In the records, each line holding "curve" must be reported.

Website and app data records:

══════

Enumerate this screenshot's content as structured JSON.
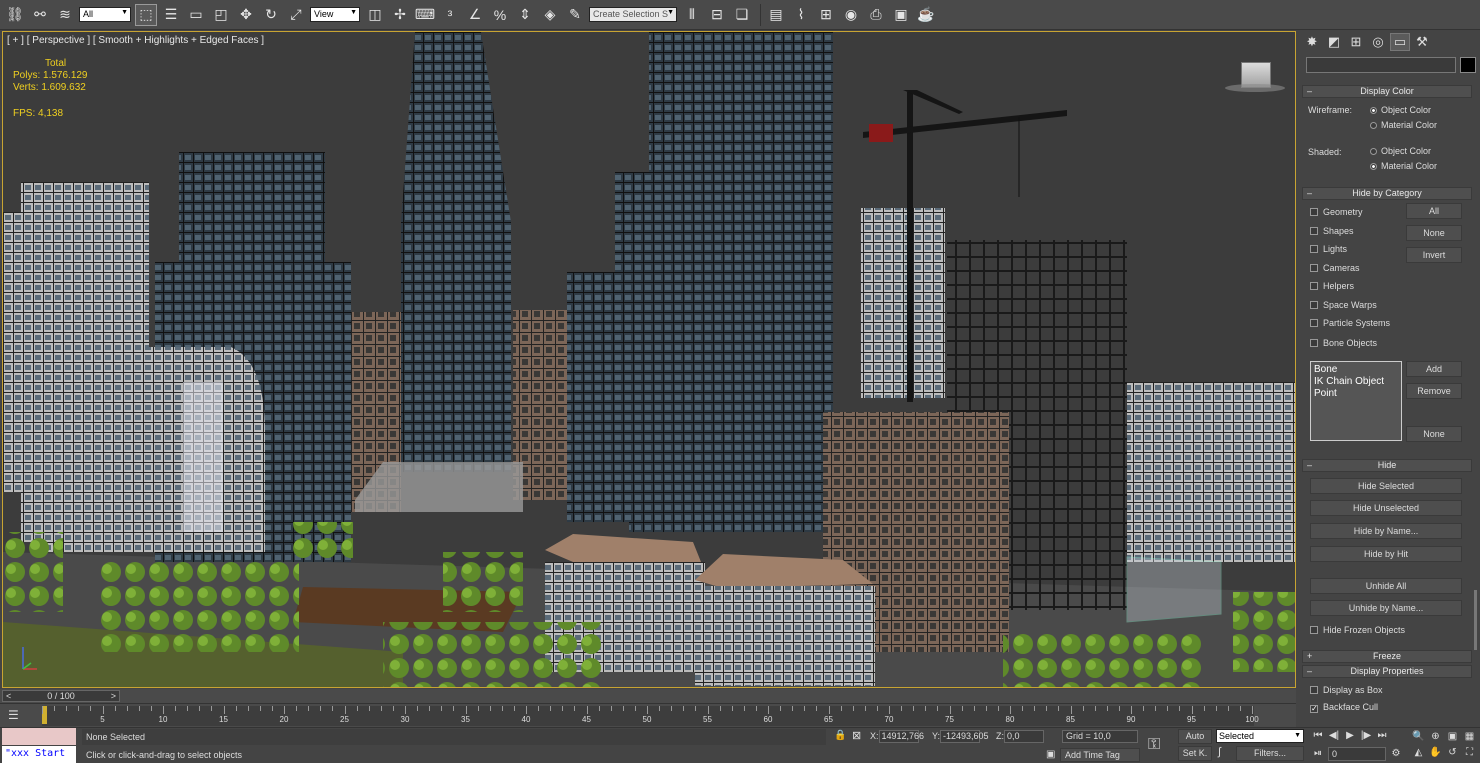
{
  "toolbar": {
    "selection_filter": "All",
    "ref_coord": "View",
    "named_selection": "Create Selection S"
  },
  "viewport": {
    "label": "[ + ] [ Perspective ] [ Smooth + Highlights + Edged Faces ]",
    "stats_total": "Total",
    "polys": "Polys:  1.576.129",
    "verts": "Verts:  1.609.632",
    "fps": "FPS:    4,138"
  },
  "panel": {
    "display_color": {
      "title": "Display Color",
      "wireframe_label": "Wireframe:",
      "shaded_label": "Shaded:",
      "object_color": "Object Color",
      "material_color": "Material Color"
    },
    "hide_by_category": {
      "title": "Hide by Category",
      "items": [
        "Geometry",
        "Shapes",
        "Lights",
        "Cameras",
        "Helpers",
        "Space Warps",
        "Particle Systems",
        "Bone Objects"
      ],
      "all": "All",
      "none": "None",
      "invert": "Invert",
      "list": [
        "Bone",
        "IK Chain Object",
        "Point"
      ],
      "add": "Add",
      "remove": "Remove",
      "none2": "None"
    },
    "hide": {
      "title": "Hide",
      "hide_selected": "Hide Selected",
      "hide_unselected": "Hide Unselected",
      "hide_by_name": "Hide by Name...",
      "hide_by_hit": "Hide by Hit",
      "unhide_all": "Unhide All",
      "unhide_by_name": "Unhide by Name...",
      "hide_frozen": "Hide Frozen Objects"
    },
    "freeze": {
      "title": "Freeze"
    },
    "display_properties": {
      "title": "Display Properties",
      "display_as_box": "Display as Box",
      "backface_cull": "Backface Cull"
    }
  },
  "timeline": {
    "slider": "0 / 100",
    "ticks": [
      5,
      10,
      15,
      20,
      25,
      30,
      35,
      40,
      45,
      50,
      55,
      60,
      65,
      70,
      75,
      80,
      85,
      90,
      95,
      100
    ]
  },
  "status": {
    "maxscript": "\"xxx Start",
    "selection": "None Selected",
    "prompt": "Click or click-and-drag to select objects",
    "x": "14912,766",
    "y": "-12493,605",
    "z": "0,0",
    "x_label": "X:",
    "y_label": "Y:",
    "z_label": "Z:",
    "grid": "Grid = 10,0",
    "add_time_tag": "Add Time Tag",
    "auto": "Auto",
    "set_key": "Set K.",
    "selected": "Selected",
    "filters": "Filters...",
    "frame": "0"
  }
}
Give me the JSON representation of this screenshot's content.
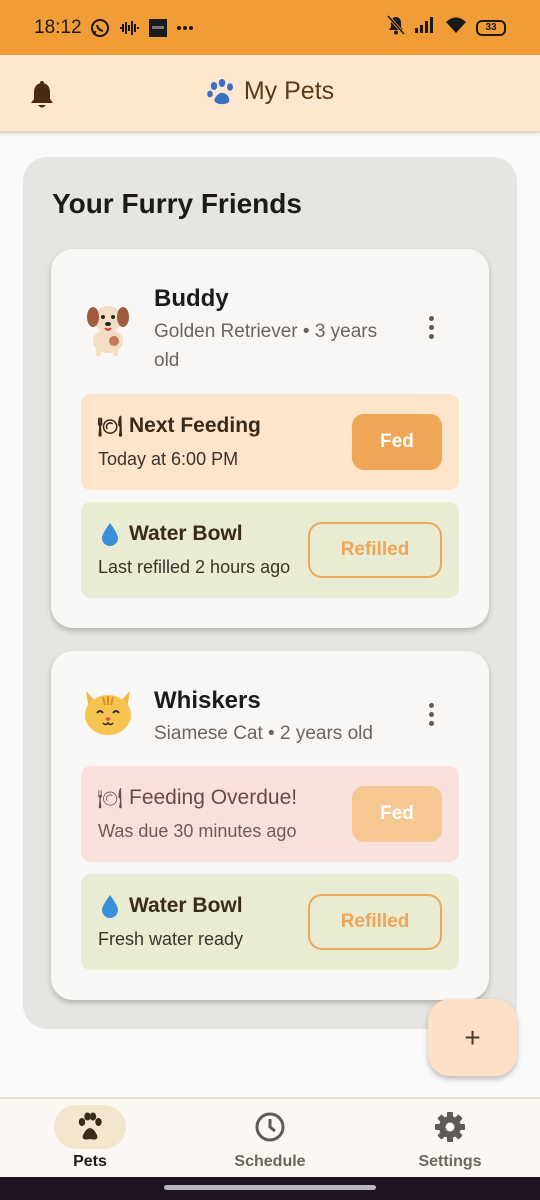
{
  "status_bar": {
    "time": "18:12",
    "battery": "33",
    "icons": [
      "whatsapp-icon",
      "voicemail-icon",
      "app-notification-icon",
      "more-dots-icon",
      "mute-icon",
      "signal-icon",
      "wifi-icon",
      "battery-icon"
    ]
  },
  "app_bar": {
    "title": "My Pets",
    "left_icon": "bell-icon",
    "title_icon": "paw-icon"
  },
  "main": {
    "section_title": "Your Furry Friends",
    "pets": [
      {
        "name": "Buddy",
        "subtitle": "Golden Retriever • 3 years old",
        "avatar": "dog-icon",
        "feeding": {
          "title": "Next Feeding",
          "subtitle": "Today at 6:00 PM",
          "button": "Fed",
          "state": "upcoming"
        },
        "water": {
          "title": "Water Bowl",
          "subtitle": "Last refilled 2 hours ago",
          "button": "Refilled"
        }
      },
      {
        "name": "Whiskers",
        "subtitle": "Siamese Cat • 2 years old",
        "avatar": "cat-icon",
        "feeding": {
          "title": "Feeding Overdue!",
          "subtitle": "Was due 30 minutes ago",
          "button": "Fed",
          "state": "overdue"
        },
        "water": {
          "title": "Water Bowl",
          "subtitle": "Fresh water ready",
          "button": "Refilled"
        }
      }
    ]
  },
  "fab": {
    "label": "+"
  },
  "bottom_nav": {
    "items": [
      {
        "label": "Pets",
        "icon": "paw-icon",
        "active": true
      },
      {
        "label": "Schedule",
        "icon": "clock-icon",
        "active": false
      },
      {
        "label": "Settings",
        "icon": "gear-icon",
        "active": false
      }
    ]
  },
  "colors": {
    "status_bar": "#f19d37",
    "app_bar": "#fde7cf",
    "accent": "#efa656",
    "feed_row": "#fde4ca",
    "overdue_row": "#f8e1dd",
    "water_row": "#e9ebd3"
  }
}
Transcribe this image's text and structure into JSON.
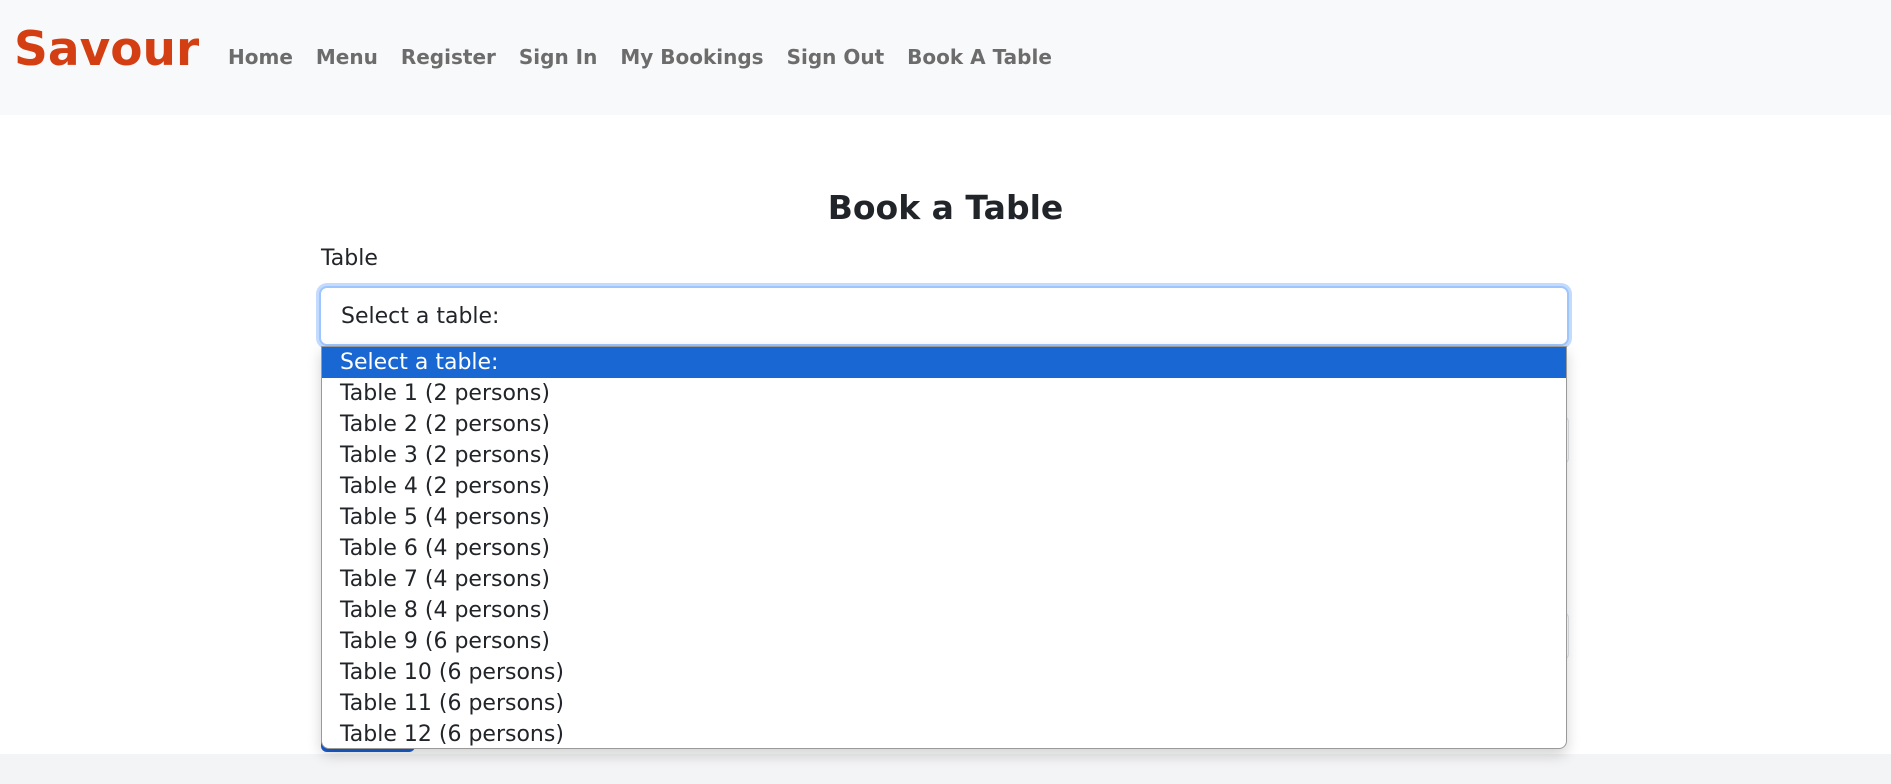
{
  "navbar": {
    "brand": "Savour",
    "links": [
      "Home",
      "Menu",
      "Register",
      "Sign In",
      "My Bookings",
      "Sign Out",
      "Book A Table"
    ]
  },
  "form": {
    "title": "Book a Table",
    "table_label": "Table",
    "table_select_value": "Select a table:",
    "options": [
      "Select a table:",
      "Table 1 (2 persons)",
      "Table 2 (2 persons)",
      "Table 3 (2 persons)",
      "Table 4 (2 persons)",
      "Table 5 (4 persons)",
      "Table 6 (4 persons)",
      "Table 7 (4 persons)",
      "Table 8 (4 persons)",
      "Table 9 (6 persons)",
      "Table 10 (6 persons)",
      "Table 11 (6 persons)",
      "Table 12 (6 persons)"
    ],
    "highlighted_option_index": 0
  },
  "colors": {
    "brand": "#d33f12",
    "nav_link": "#6c6c6c",
    "highlight": "#1967d2"
  }
}
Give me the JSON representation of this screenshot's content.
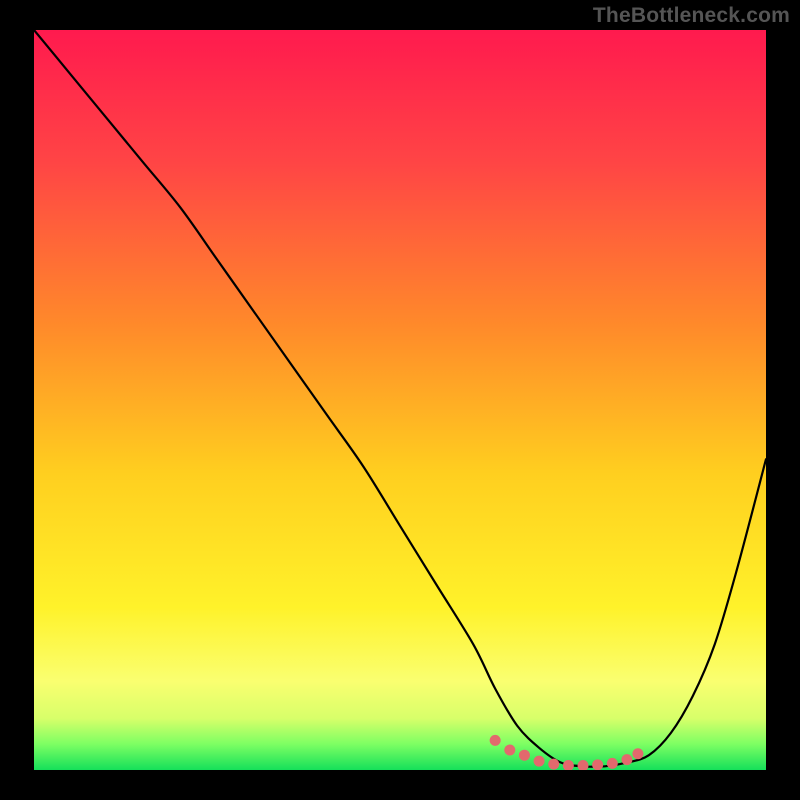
{
  "watermark": "TheBottleneck.com",
  "colors": {
    "background": "#000000",
    "gradient_stops": [
      {
        "offset": 0.0,
        "color": "#ff1a4e"
      },
      {
        "offset": 0.18,
        "color": "#ff4545"
      },
      {
        "offset": 0.4,
        "color": "#ff8a2a"
      },
      {
        "offset": 0.6,
        "color": "#ffcf1f"
      },
      {
        "offset": 0.78,
        "color": "#fff22a"
      },
      {
        "offset": 0.88,
        "color": "#faff70"
      },
      {
        "offset": 0.93,
        "color": "#d8ff6a"
      },
      {
        "offset": 0.965,
        "color": "#7dff63"
      },
      {
        "offset": 1.0,
        "color": "#15e05a"
      }
    ],
    "curve": "#000000",
    "marker": "#e2696d"
  },
  "chart_data": {
    "type": "line",
    "title": "",
    "xlabel": "",
    "ylabel": "",
    "xlim": [
      0,
      100
    ],
    "ylim": [
      0,
      100
    ],
    "grid": false,
    "series": [
      {
        "name": "bottleneck-curve",
        "x": [
          0,
          5,
          10,
          15,
          20,
          25,
          30,
          35,
          40,
          45,
          50,
          55,
          60,
          63,
          66,
          69,
          72,
          75,
          78,
          81,
          84,
          87,
          90,
          93,
          96,
          100
        ],
        "y": [
          100,
          94,
          88,
          82,
          76,
          69,
          62,
          55,
          48,
          41,
          33,
          25,
          17,
          11,
          6,
          3,
          1,
          0.5,
          0.5,
          1,
          2,
          5,
          10,
          17,
          27,
          42
        ]
      }
    ],
    "markers": {
      "name": "optimal-range",
      "x": [
        63,
        65,
        67,
        69,
        71,
        73,
        75,
        77,
        79,
        81,
        82.5
      ],
      "y": [
        4.0,
        2.7,
        2.0,
        1.2,
        0.8,
        0.6,
        0.6,
        0.7,
        0.9,
        1.4,
        2.2
      ]
    }
  }
}
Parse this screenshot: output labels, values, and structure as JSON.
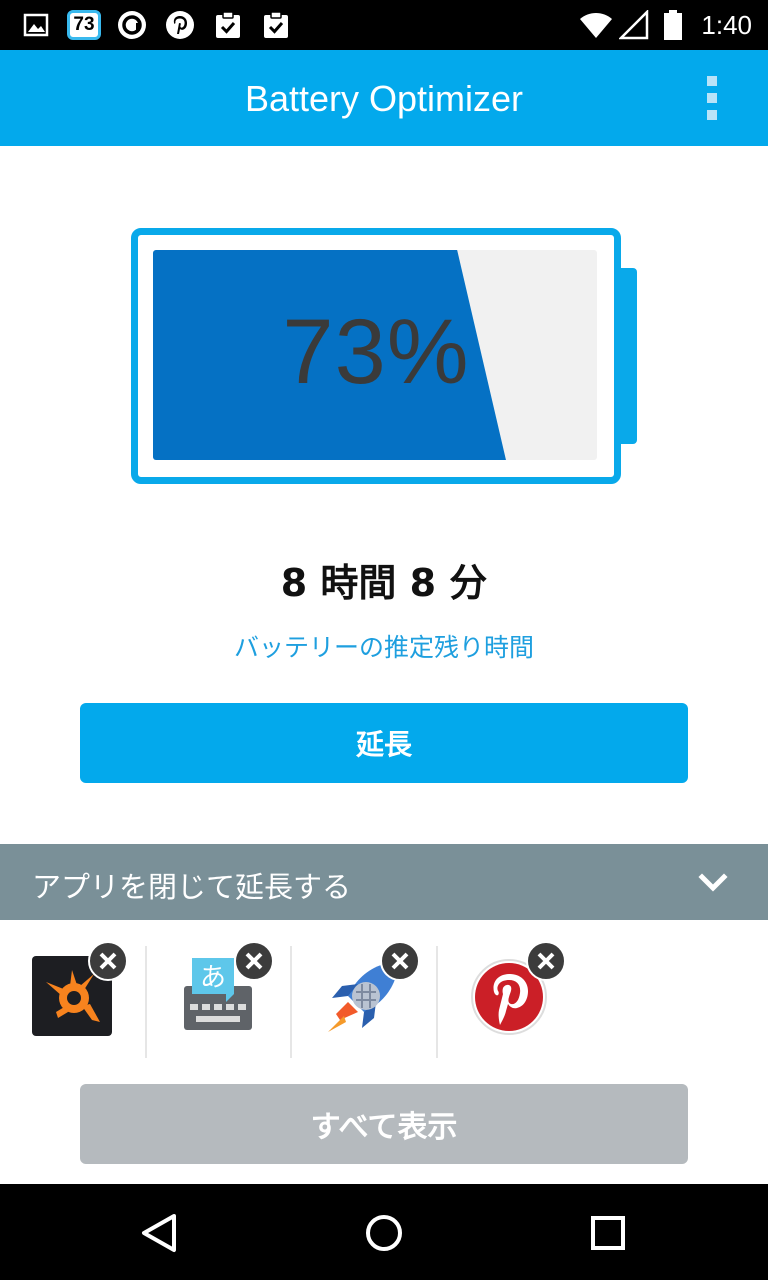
{
  "status_bar": {
    "time": "1:40",
    "badge_number": "73",
    "icons": [
      "image-icon",
      "battery-73-badge-icon",
      "avast-icon",
      "pinterest-icon",
      "clipboard-check-icon",
      "clipboard-check-icon",
      "wifi-icon",
      "signal-icon",
      "battery-icon"
    ]
  },
  "app_bar": {
    "title": "Battery Optimizer",
    "menu_icon": "more-vert-icon"
  },
  "battery": {
    "percent_text": "73%",
    "level": 0.73,
    "fill_color": "#0571c4",
    "outline_color": "#09a9ea"
  },
  "estimate": {
    "time_remaining": "8 時間 8 分",
    "label": "バッテリーの推定残り時間"
  },
  "buttons": {
    "extend_label": "延長",
    "show_all_label": "すべて表示"
  },
  "apps_section": {
    "title": "アプリを閉じて延長する",
    "apps": [
      {
        "icon": "avast-icon"
      },
      {
        "icon": "japanese-keyboard-icon"
      },
      {
        "icon": "rocket-icon"
      },
      {
        "icon": "pinterest-icon"
      }
    ]
  },
  "colors": {
    "accent": "#03a9ec",
    "section_header": "#7a9098",
    "disabled_button": "#b5babe"
  }
}
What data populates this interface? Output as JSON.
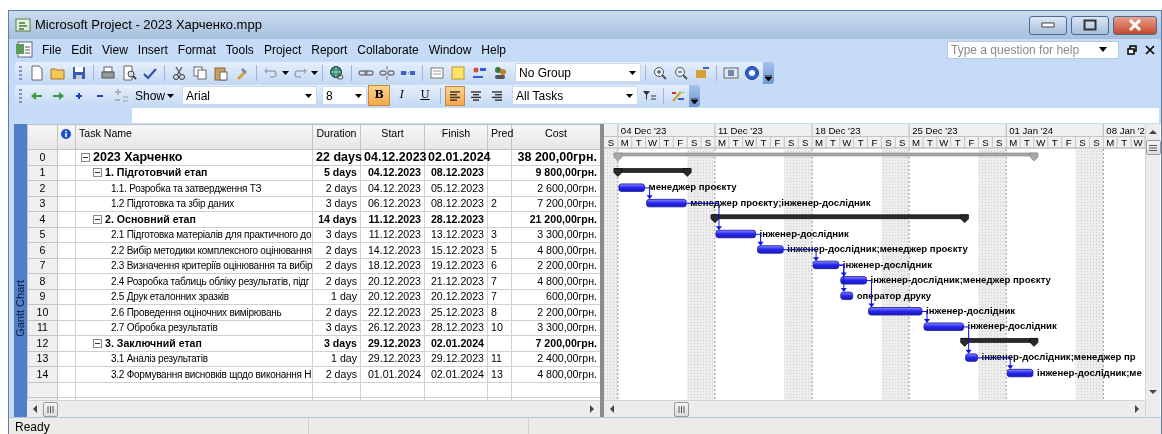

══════

Result of the task:
    "curve": "#000000",
        "name": "bottleneck-curve",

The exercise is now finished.